warrior king Henry V of England and
Queen Isabella of Bavaria. And Ann
Reinking as Joan of Arc? Wow. The
production folded after a few months
when Grey left to make a movie.
Just like everybody else, I missed Grey in Goodtime Charley, but I did catch his next stinker. 

The Grand Tour concerned a Polish Jew escaping Nazi occupied France and had the bad luck to open the same season as Sweeney Todd, Best Little Whorehouse in Texas, and They're Playing Our Song. Hard to believe I chose to see Grand Tour instead of those other shows, but I was so enamored of Joel Grey back then, I did (you guessed it, I wrote a bit about seeing it here).    
At least once, I played a role before Joel did. In grad school, I played Moonface Martin in Anything Goes. Sadly, I have no pictures of that show, you'll have to take my word for it that I stole the thing. Only a few years ago, Grey played the same part in the Broadway revival starring Sutton Foster. He turned 80 years old during the run.
Joel Grey's several flops following Cabaret suggests a point I realized a while ago.  Though he certainly has the talent and the charisma to headline a show, he is most successful "in support."  Over the years he has succeeded in roles such as the Wizard in Wicked, Amos in Chicago, and the aforementioned Moonface in Anything Goes.  But when he is handed a starring role, such as in Goodtime Charley or The Grand Tour, he's less effective. This is another area in which he and I are similar.  I'm much better in support, too.
These days, the Emcee is considered the leading male role in Cabaret, but when Joel won the Tony (and then the Oscar) for it, the part was considered supporting.
This week's Dance Party illustrates the point.  We both played the title role in  George M!, which attempted to musicalize the life of showman George M. Cohan.  (Beware of any show title with an exclamation point, it usually means it's trying too hard.)  George M! was another attempt to place Joel Grey in a leading musical role, with minimal success.  It SHOULD have worked like gangbusters, as Grey was at the height of his hoofing and belting powers and was a great choice to play Cohan. But the character himself was a selfish megalomaniac who trashed his marriage while bullying his way to Broadway.  In the 1910s, he did all he could to squelch the formation of a stage actors union (the union which became Actors Equity).  Joel did his best to give this bulldozer some charm, but to little avail.  
ABC produced a 1-hour
version of George M!, which
only proved that the role was
chilly and unlikeable. Here are
Nanette Fabray and Jack
Cassidy as Cohan's parents.

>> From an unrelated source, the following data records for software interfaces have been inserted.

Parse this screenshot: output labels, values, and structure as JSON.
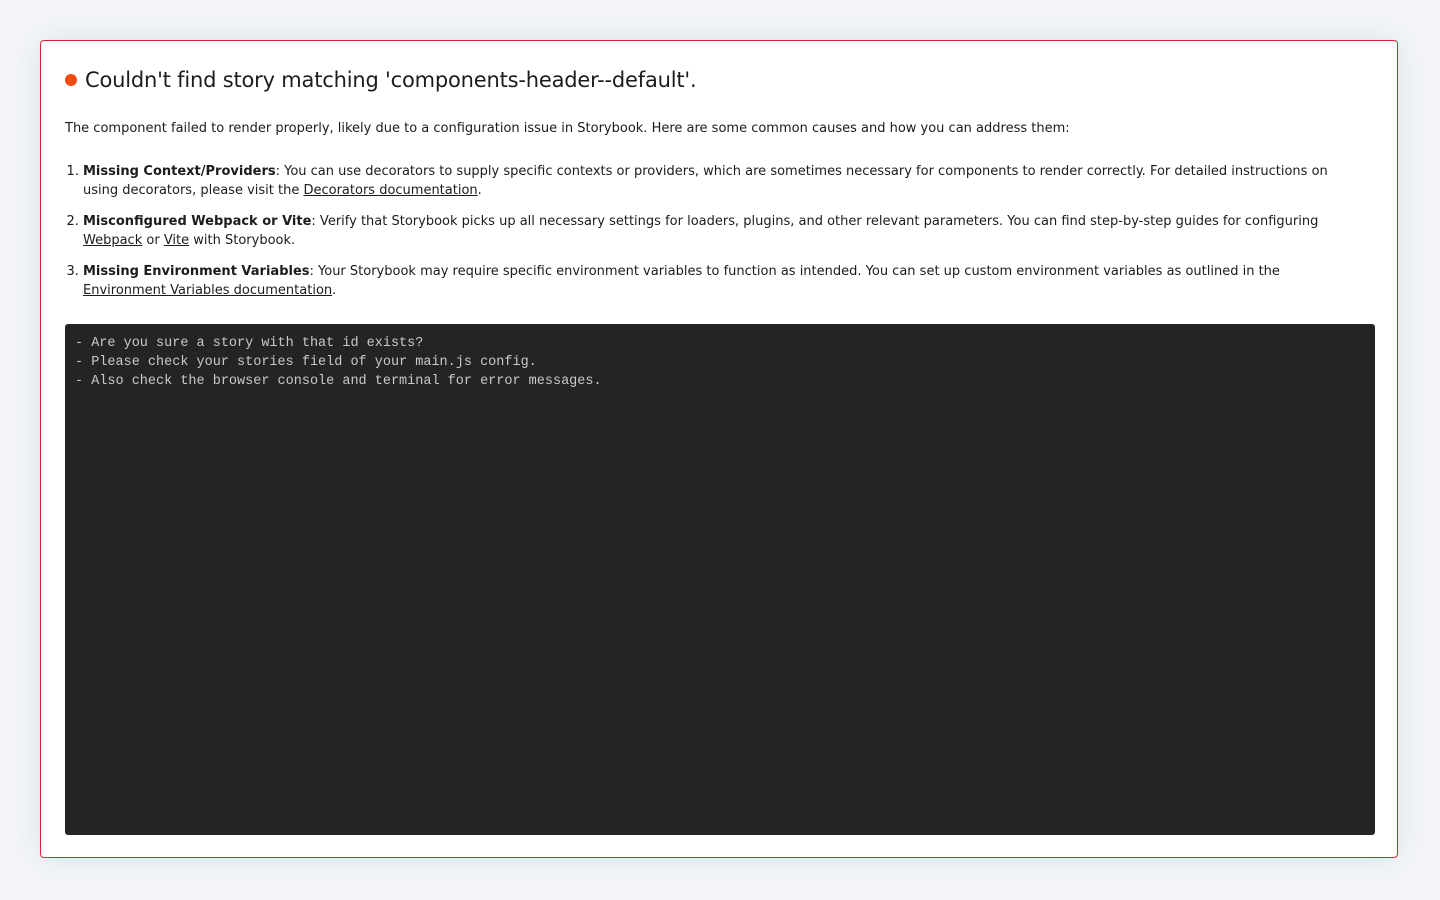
{
  "error": {
    "title": "Couldn't find story matching 'components-header--default'.",
    "intro": "The component failed to render properly, likely due to a configuration issue in Storybook. Here are some common causes and how you can address them:",
    "causes": [
      {
        "title": "Missing Context/Providers",
        "text_before": ": You can use decorators to supply specific contexts or providers, which are sometimes necessary for components to render correctly. For detailed instructions on using decorators, please visit the ",
        "link": "Decorators documentation",
        "text_after": "."
      },
      {
        "title": "Misconfigured Webpack or Vite",
        "text_before": ": Verify that Storybook picks up all necessary settings for loaders, plugins, and other relevant parameters. You can find step-by-step guides for configuring ",
        "link_1": "Webpack",
        "text_between": " or ",
        "link_2": "Vite",
        "text_after": " with Storybook."
      },
      {
        "title": "Missing Environment Variables",
        "text_before": ": Your Storybook may require specific environment variables to function as intended. You can set up custom environment variables as outlined in the ",
        "link": "Environment Variables documentation",
        "text_after": "."
      }
    ],
    "console_lines": [
      "- Are you sure a story with that id exists?",
      "- Please check your stories field of your main.js config.",
      "- Also check the browser console and terminal for error messages."
    ]
  },
  "colors": {
    "accent_dot": "#f24b12",
    "panel_border": "#d8243a",
    "console_background": "#242424",
    "page_background": "#f3f5f8"
  },
  "icons": {
    "status": "error-dot-icon"
  }
}
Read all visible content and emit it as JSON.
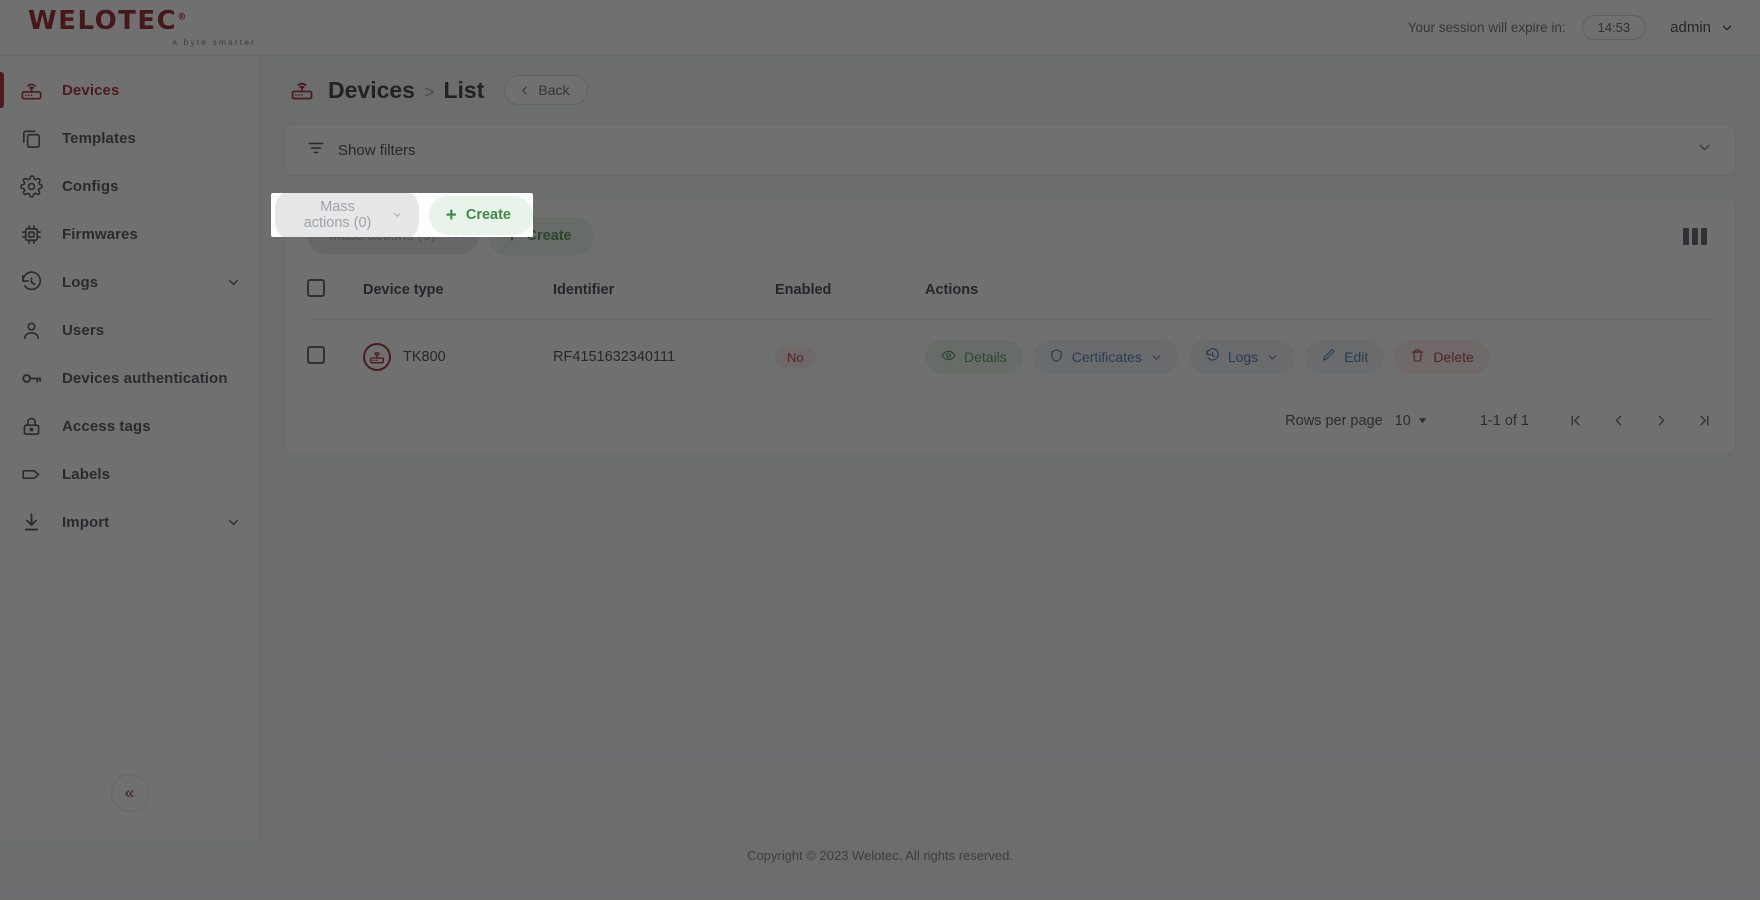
{
  "brand": {
    "name": "WELOTEC",
    "tm": "®",
    "tagline": "a byte smarter"
  },
  "topbar": {
    "session_label": "Your session will expire in:",
    "session_timer": "14:53",
    "user": "admin"
  },
  "sidebar": {
    "items": [
      {
        "label": "Devices",
        "icon": "router-icon",
        "active": true,
        "chevron": false
      },
      {
        "label": "Templates",
        "icon": "copy-icon",
        "active": false,
        "chevron": false
      },
      {
        "label": "Configs",
        "icon": "gear-icon",
        "active": false,
        "chevron": false
      },
      {
        "label": "Firmwares",
        "icon": "chip-icon",
        "active": false,
        "chevron": false
      },
      {
        "label": "Logs",
        "icon": "history-icon",
        "active": false,
        "chevron": true
      },
      {
        "label": "Users",
        "icon": "user-icon",
        "active": false,
        "chevron": false
      },
      {
        "label": "Devices authentication",
        "icon": "key-icon",
        "active": false,
        "chevron": false
      },
      {
        "label": "Access tags",
        "icon": "lock-icon",
        "active": false,
        "chevron": false
      },
      {
        "label": "Labels",
        "icon": "tag-icon",
        "active": false,
        "chevron": false
      },
      {
        "label": "Import",
        "icon": "download-icon",
        "active": false,
        "chevron": true
      }
    ],
    "collapse_label": "«"
  },
  "breadcrumb": {
    "root": "Devices",
    "separator": ">",
    "current": "List",
    "back_label": "Back"
  },
  "filters": {
    "label": "Show filters"
  },
  "toolbar": {
    "mass_actions_label": "Mass actions (0)",
    "create_label": "Create",
    "create_plus": "+"
  },
  "table": {
    "headers": [
      "Device type",
      "Identifier",
      "Enabled",
      "Actions"
    ],
    "rows": [
      {
        "device_type": "TK800",
        "identifier": "RF4151632340111",
        "enabled": "No",
        "actions": [
          {
            "label": "Details",
            "icon": "eye-icon",
            "style": "green",
            "chevron": false
          },
          {
            "label": "Certificates",
            "icon": "shield-icon",
            "style": "blue",
            "chevron": true
          },
          {
            "label": "Logs",
            "icon": "clock-icon",
            "style": "blue",
            "chevron": true
          },
          {
            "label": "Edit",
            "icon": "pencil-icon",
            "style": "blue",
            "chevron": false
          },
          {
            "label": "Delete",
            "icon": "trash-icon",
            "style": "red",
            "chevron": false
          }
        ]
      }
    ]
  },
  "pagination": {
    "rows_per_page_label": "Rows per page",
    "rows_per_page_value": "10",
    "range": "1-1 of 1",
    "first": "|<",
    "prev": "<",
    "next": ">",
    "last": ">|"
  },
  "footer": {
    "copyright": "Copyright © 2023 Welotec. All rights reserved."
  },
  "colors": {
    "brand": "#9b111e",
    "green": "#3f8a48",
    "blue": "#3b6fa8",
    "red": "#ab2b2b"
  }
}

And I didn't do any better.  Back in 1983, I played George M! in dinner theatre.  I could act the part fairly well, being chilly and unlikeable myself, but my singing was suspicious and my dancing was downright dreadful. Ah, well, Joel recovered from the failure of George M!, and I suppose I did too. See how we're practically twins?
Here is my George M! with my stage parents. I don't remember their names, which surely protects their reputations. My performance had nothing going for it other than a rather generalized enthusiasm.
Our Dance Party comes from the Tony Awards, as so many of them do.  The clip includes a medley of a few of the songs from George M!, which is appropriate I suppose.  The show's score contains about a dozen medleys, as the writers attempted to include about a thousand of Cohan's songs (he was nothing if not prolific).  We may roll our eyes at the Over-The-Top presentational style which Joel brings to this clip, but it demonstrates the ultimate song-and-dance man which Grey has always been.  Again, practically twins.

No comments: